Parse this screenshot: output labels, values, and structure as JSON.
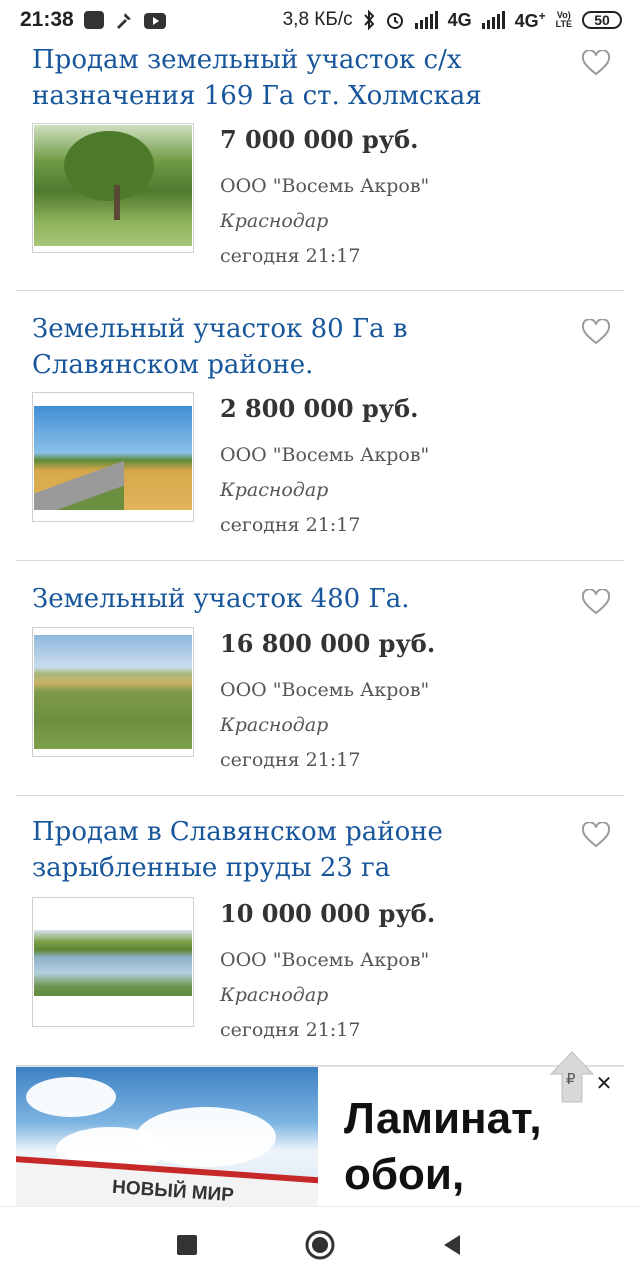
{
  "status_bar": {
    "time": "21:38",
    "net_speed": "3,8 КБ/с",
    "net1": "4G",
    "net2": "4G",
    "net2_sup": "+",
    "volte_top": "Vo)",
    "volte_bottom": "LTE",
    "battery": "50",
    "icons": [
      "message-icon",
      "tools-icon",
      "youtube-icon",
      "bluetooth-icon",
      "alarm-icon",
      "signal-icon"
    ]
  },
  "listings": [
    {
      "title": "Продам земельный участок с/х назначения 169 Га ст. Холмская",
      "price": "7 000 000 руб.",
      "seller": "ООО \"Восемь Акров\"",
      "city": "Краснодар",
      "date": "сегодня 21:17"
    },
    {
      "title": "Земельный участок 80 Га в Славянском районе.",
      "price": "2 800 000 руб.",
      "seller": "ООО \"Восемь Акров\"",
      "city": "Краснодар",
      "date": "сегодня 21:17"
    },
    {
      "title": "Земельный участок 480 Га.",
      "price": "16 800 000 руб.",
      "seller": "ООО \"Восемь Акров\"",
      "city": "Краснодар",
      "date": "сегодня 21:17"
    },
    {
      "title": "Продам в Славянском районе зарыбленные пруды 23 га",
      "price": "10 000 000 руб.",
      "seller": "ООО \"Восемь Акров\"",
      "city": "Краснодар",
      "date": "сегодня 21:17"
    }
  ],
  "ad": {
    "headline": "Ламинат, обои,",
    "store_sign": "НОВЫЙ МИР",
    "badge_symbol": "₽",
    "close": "✕"
  },
  "colors": {
    "title": "#17569b",
    "price": "#333333",
    "meta": "#555555"
  }
}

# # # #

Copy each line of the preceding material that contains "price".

ANSWER BOX.
      "price": "7 000 000 руб.",
      "price": "2 800 000 руб.",
      "price": "16 800 000 руб.",
      "price": "10 000 000 руб.",
    "price": "#333333",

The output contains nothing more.